◆ MATERIAL TO PROCESS ◆
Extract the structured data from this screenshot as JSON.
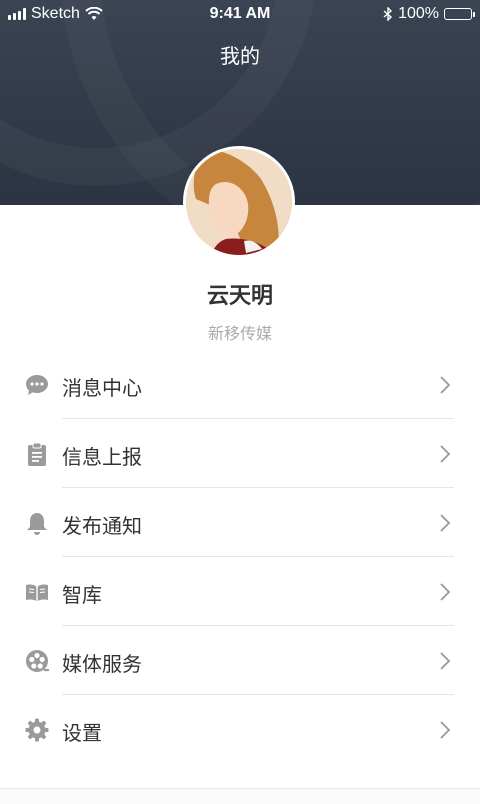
{
  "status_bar": {
    "carrier": "Sketch",
    "time": "9:41 AM",
    "battery": "100%"
  },
  "header": {
    "title": "我的"
  },
  "profile": {
    "name": "云天明",
    "organization": "新移传媒"
  },
  "menu": {
    "items": [
      {
        "label": "消息中心",
        "icon": "message-icon"
      },
      {
        "label": "信息上报",
        "icon": "clipboard-icon"
      },
      {
        "label": "发布通知",
        "icon": "bell-icon"
      },
      {
        "label": "智库",
        "icon": "book-icon"
      },
      {
        "label": "媒体服务",
        "icon": "film-reel-icon"
      },
      {
        "label": "设置",
        "icon": "gear-icon"
      }
    ]
  },
  "colors": {
    "header_bg": "#333b4a",
    "icon_gray": "#9a9a9a",
    "text": "#333333",
    "subtext": "#aaaaaa"
  }
}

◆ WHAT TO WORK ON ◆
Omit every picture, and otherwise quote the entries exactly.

◆ RESPONSE AREA ◆
Extract the structured data from this screenshot as JSON.
{
  "status_bar": {
    "carrier": "Sketch",
    "time": "9:41 AM",
    "battery": "100%"
  },
  "header": {
    "title": "我的"
  },
  "profile": {
    "name": "云天明",
    "organization": "新移传媒"
  },
  "menu": {
    "items": [
      {
        "label": "消息中心",
        "icon": "message-icon"
      },
      {
        "label": "信息上报",
        "icon": "clipboard-icon"
      },
      {
        "label": "发布通知",
        "icon": "bell-icon"
      },
      {
        "label": "智库",
        "icon": "book-icon"
      },
      {
        "label": "媒体服务",
        "icon": "film-reel-icon"
      },
      {
        "label": "设置",
        "icon": "gear-icon"
      }
    ]
  },
  "colors": {
    "header_bg": "#333b4a",
    "icon_gray": "#9a9a9a",
    "text": "#333333",
    "subtext": "#aaaaaa"
  }
}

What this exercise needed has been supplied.